Latin America’s largest wine producer, Concha y Toro, has launched a brand that ‘breaks from wine convention’ to bring a new and younger audience into the category.
Officially launched in London last night – and 498 Tesco stores across the UK – was Château Jacked, a new aromatised wine-based drink comprising a white and a rosé with added flavours.
Unveiling the product, Clare Griffiths, who is commercial director at Concha y Toro UK, said that the product had been devised to make wine more appealing among men and women in their 20s, who generally drink gin, beer or flavoured cider.
“There are cool drinks, and then there is wine,” she stated, as she introduced Château Jacked in a loft apartment in SE1, London.
Continuing, she said that Concha y Toro has asked “lots of UK consumers” aged 22-29 why they aren’t drinking wine, and has received feedback saying that the format size is wrong – 75cl is too big – and that they prefer fruity flavours and long drinks.
Also, in terms of image, wine is seen as old fashioned – “it’s what their parents drink”, recorded Griffiths.
Jacked has been designed with these issues in mind, so it comes in a 50cl bottle, with a “cool” tear-away label, and “exciting natural flavours”, according to Griffiths.
Also present at the launch event was Preety Johl, senior customer marketing manager at Concha y Toro UK, who said that the brand used “no-nonsense language”, and could be served with fruit and “however you want – in a tumbler or Martini glass”.
“Hopefully Jacked shifts the perception of what wine is doing right now”, she added.
Using a 12.5% Chilean “full-bodied” base wine, she said that Jacked saw “tradition collide with a rebellious attitude”.
Currently, just two products have been unveiled under the Château Jacked brand: a Sauvignon Blanc flavoured with ginger, and a rosé with lychee, both coming in a 50cl format, and priced at £5.

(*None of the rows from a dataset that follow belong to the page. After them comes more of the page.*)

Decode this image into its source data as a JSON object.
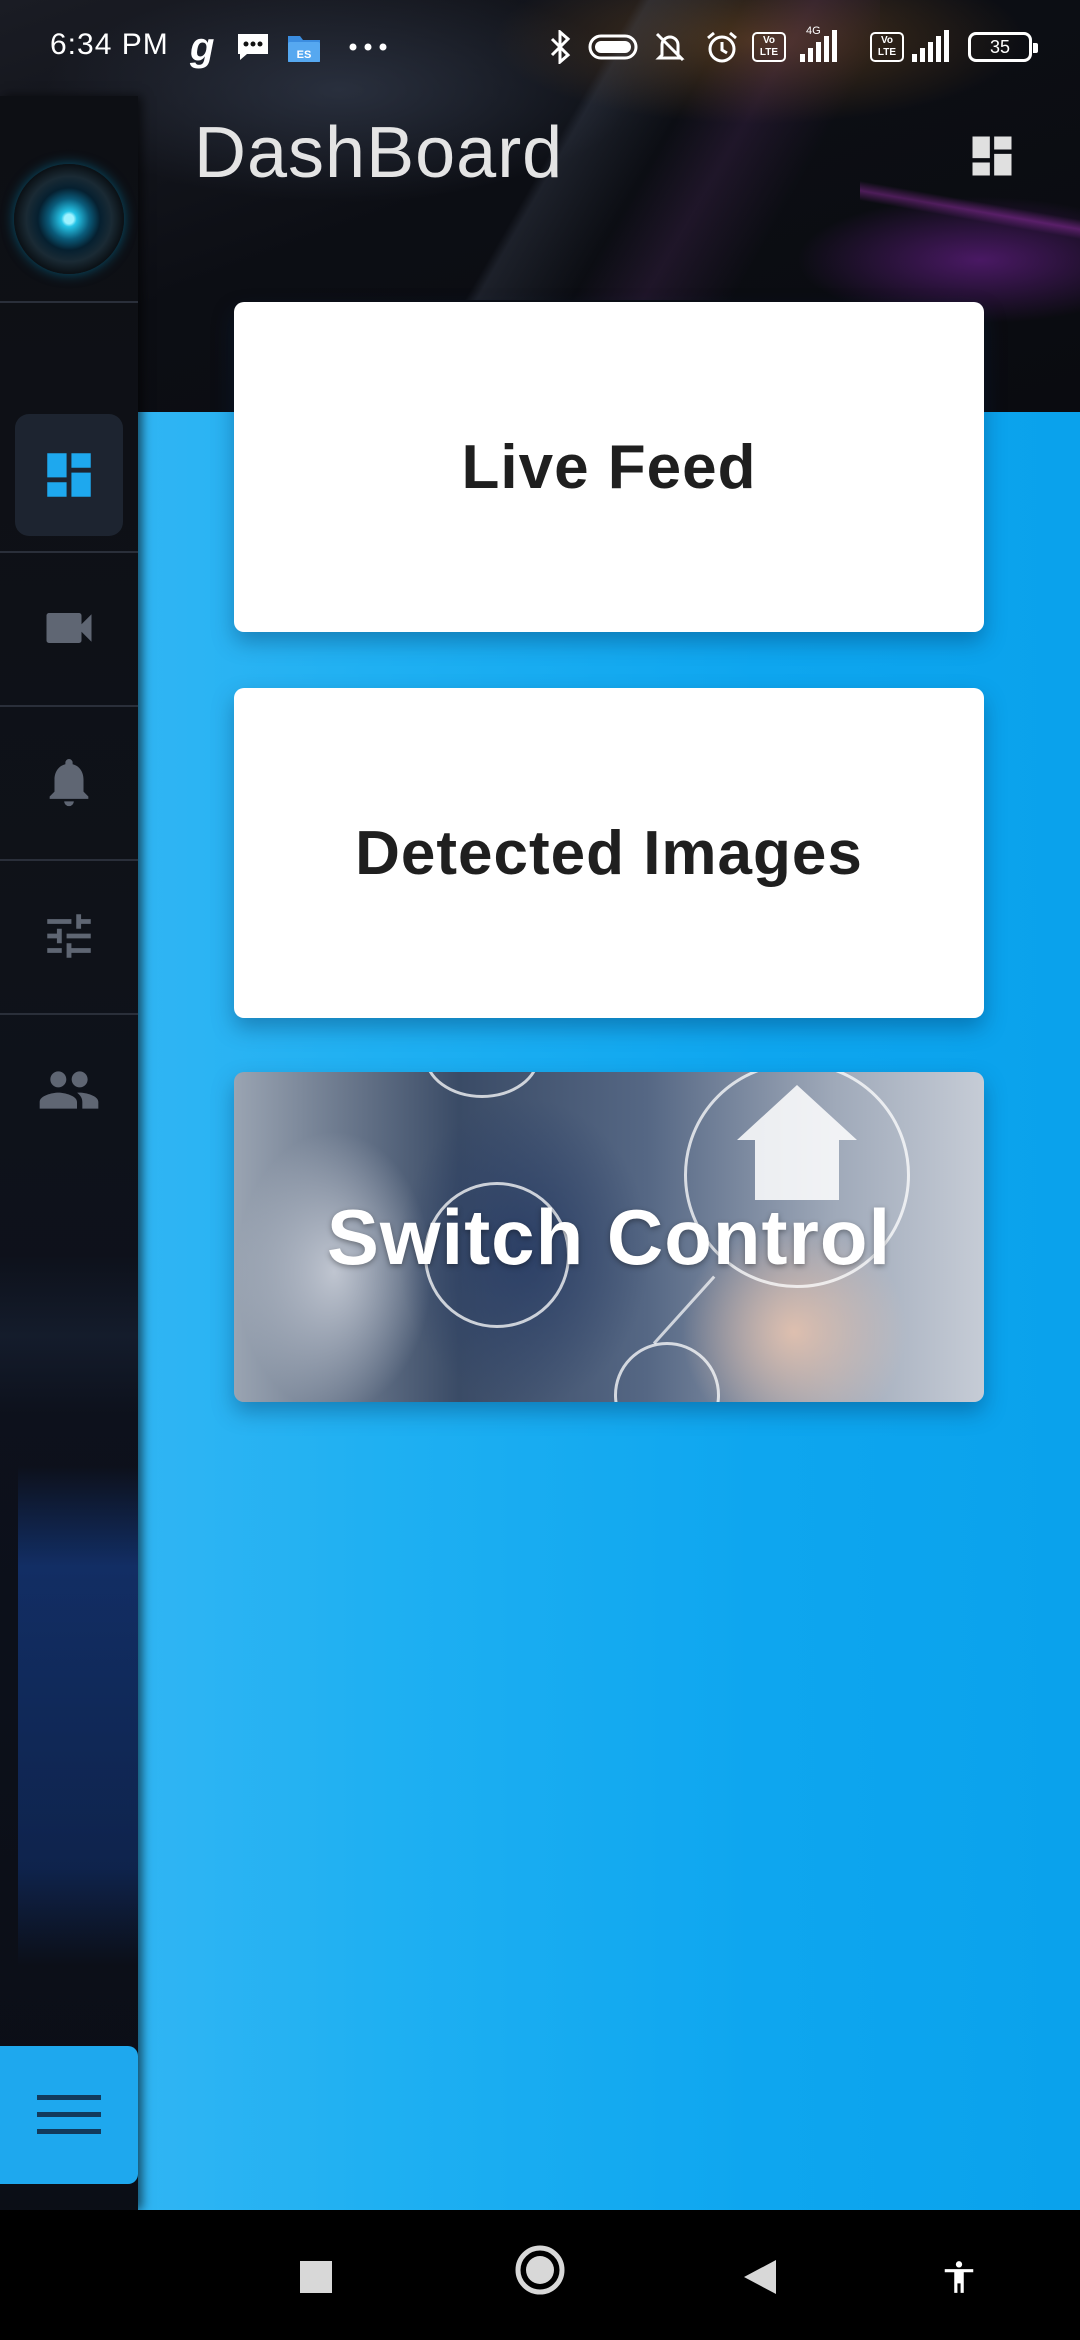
{
  "status_bar": {
    "time": "6:34 PM",
    "notification_icons": [
      "gaana-icon",
      "message-icon",
      "file-explorer-icon",
      "more-dots-icon"
    ],
    "system_icons": [
      "bluetooth-icon",
      "toggle-icon",
      "mute-icon",
      "alarm-icon",
      "volte-icon",
      "signal-icon",
      "volte-icon",
      "signal-icon"
    ],
    "network_label": "4G",
    "volte_label": "Vo LTE",
    "battery": "35"
  },
  "header": {
    "title": "DashBoard",
    "action_icon": "dashboard-icon"
  },
  "sidebar": {
    "items": [
      {
        "icon": "dashboard-icon",
        "active": true
      },
      {
        "icon": "videocam-icon",
        "active": false
      },
      {
        "icon": "bell-icon",
        "active": false
      },
      {
        "icon": "sliders-icon",
        "active": false
      },
      {
        "icon": "people-icon",
        "active": false
      }
    ],
    "menu_icon": "hamburger-menu-icon"
  },
  "cards": [
    {
      "label": "Live Feed"
    },
    {
      "label": "Detected Images"
    },
    {
      "label": "Switch Control"
    }
  ],
  "nav_bar": [
    "recents-square-icon",
    "home-circle-icon",
    "back-triangle-icon",
    "accessibility-icon"
  ],
  "colors": {
    "accent": "#1ea8ee",
    "main_background": "#0ea6ef",
    "sidebar_background": "#0f1219",
    "card_background": "#ffffff",
    "icon_gray": "#6b7280",
    "active_icon": "#1ea8ee"
  }
}
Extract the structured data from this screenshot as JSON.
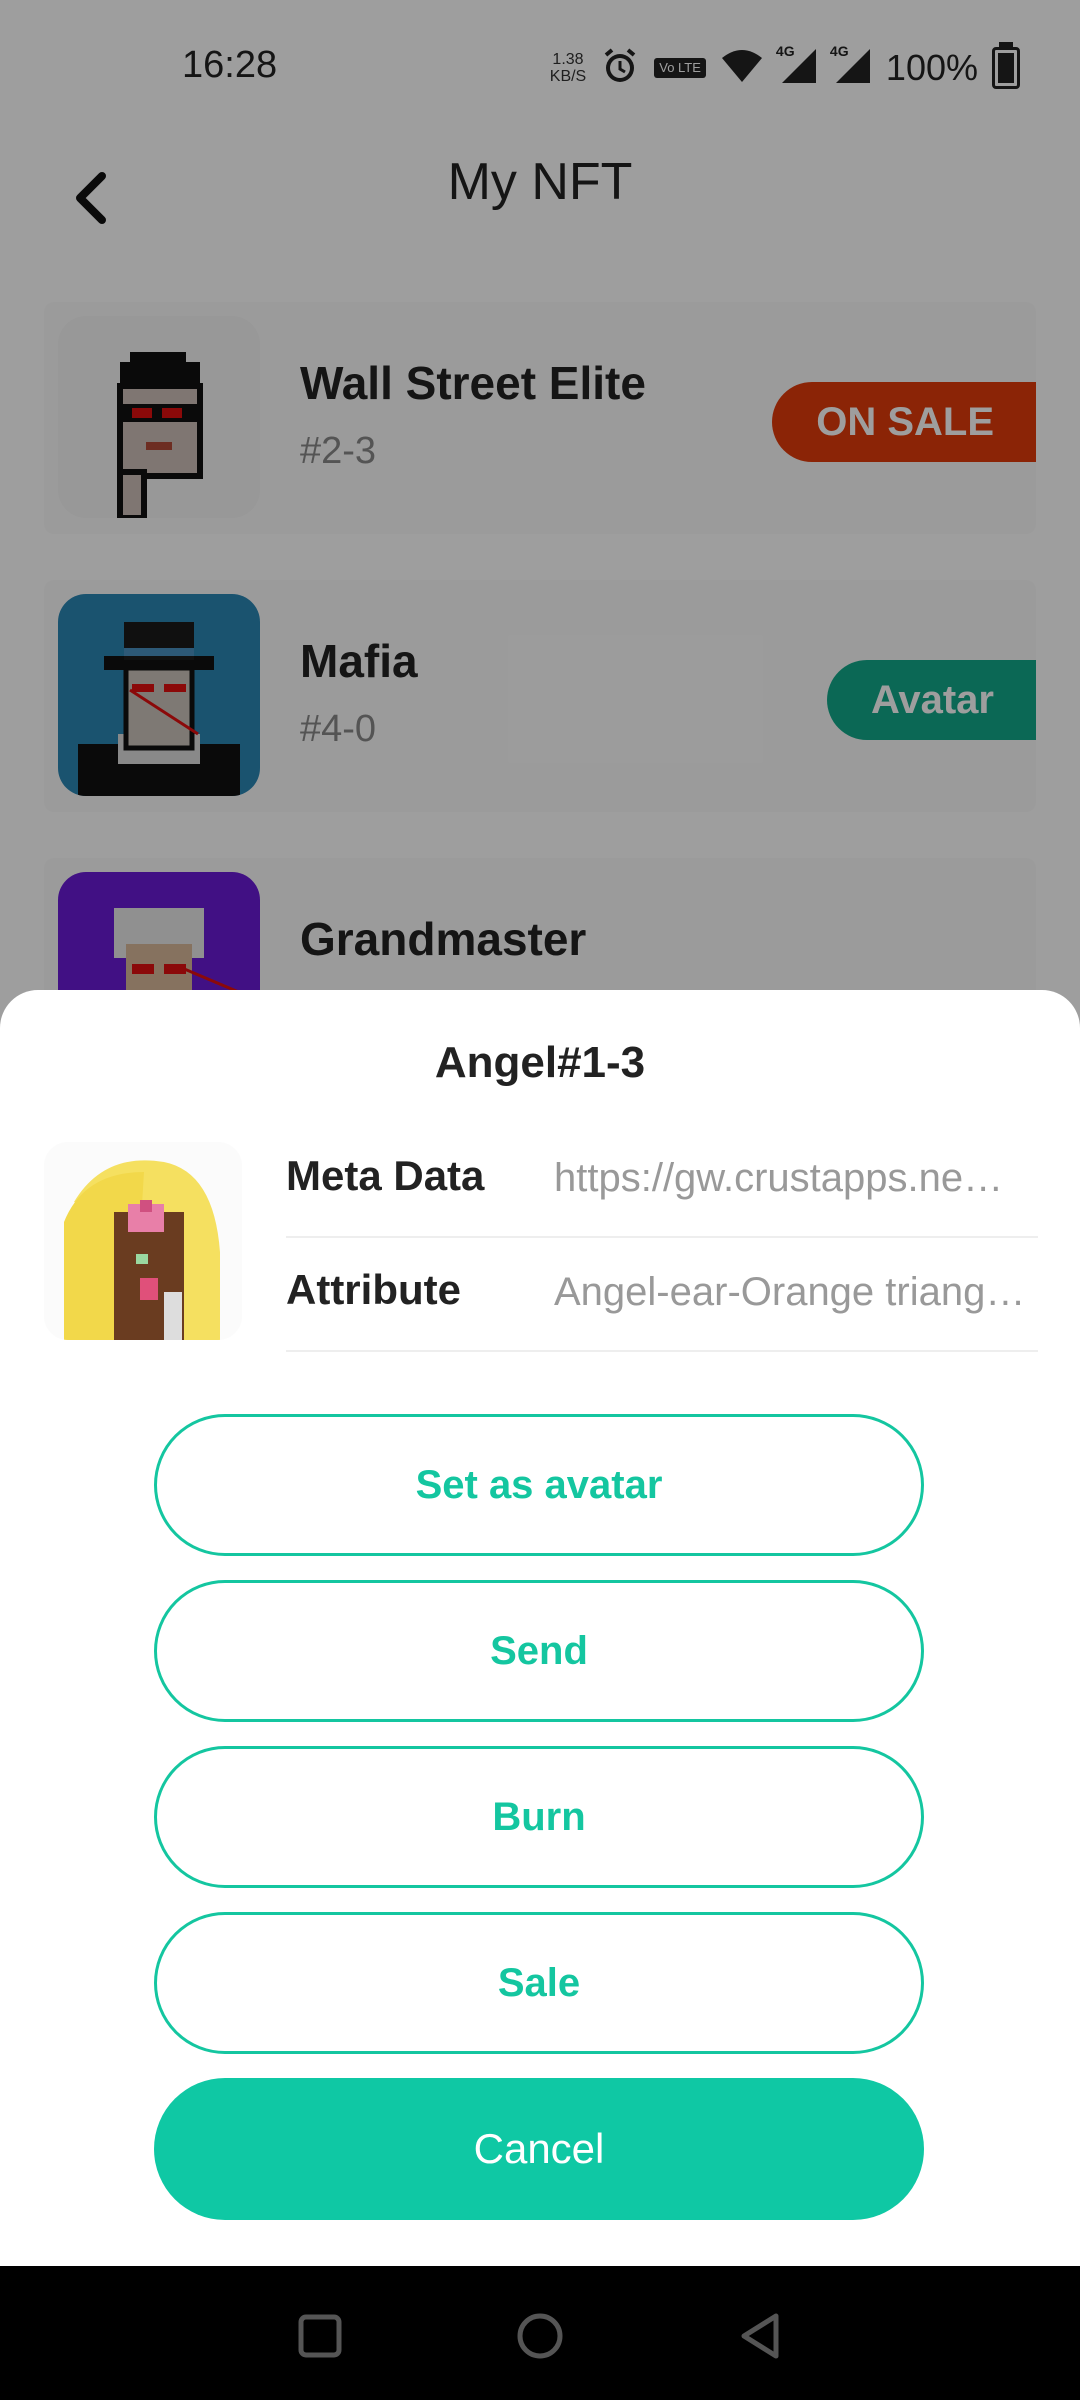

Speaking exclusively to db after the unveiling, Griffiths said that the wine-based drink was launching in the UK, but that “the plan is to go global”, and said that Jacked would include further products in the future, intimating that a sparkling version should be added to the range next year.
In terms of the flavours, ginger and lychee came out of research that tested a range of ingredients on consumers in the UK and elsewhere.
“Ginger and lychee came out of extensive consumer research as the best: ginger is very popular and lychee gave the refreshment people were looking for.”
While the Sauvignon-based ginger-flavoured white has intense aromas of ginger, the rosé with added lychee is more subtle, and wine-like.
Indeed, Griffiths told db that Concha y Toro had been told to “dial up the ginger”, recalling feedback from potential consumers that said “if it states ginger on the label, then they really want to smell it”.
Motivating the Latin American wine producer to launch Jacked has been the group’s largest ever consumer ‘usage and attitudes’ survey, which has shown that a proposition such as Jacked will bring more people into the wine category.
“We found that there is an opportunity to bring new consumers into wine, but they need a reason to come in,” she said.
As for the name, Jacked “came out as being the most cool and trendy,” from the same research.
While “other flavours are in the pipeline” according to Griffiths, as well as further base grape varieties, mentioning Chardonnay, she said that creating a red version of Jacked was proving “a challenge”, commenting that the wine producer had yet to find the “combination of wine and flavour that is right for the UK consumer”, having tried a range, from “smoked, to coffee, cinnamon and Earl Grey tea”.
The wines are in almost 500 Tesco supermarkets from yesterday, and are being sold in the wine aisle in the “fruit wines” section.
The supermarket has an exclusivity on the brand in the supermarket sector until next year, said Griffiths, who is looking to place Jacked in convenience stores and “with a partner” in the on-trade too.
The wines for the product are shipped in bulk from Chile and bottled at Greencroft in the UK. They have around 5g/l of residual sugar and entirely natural flavourings.
According to a press statement sent to db this morning, “Jacked breaks from wine convention, tearing up the rules and focusing on flavour and enjoyment, making it an approachable offer for risk-averse younger adults who are so often intimidated by the retail wine fixture.”
The same release noted that Jacked is focused on the 22-29 unisex audience who currently shop within spirits, premium ciders and beers, while highlighting the potential in the flavoured wine sector, which Concha y Toro said is growing at 6.5%, with over one-third (35.5%) of flavoured wine buyers under 45 years old.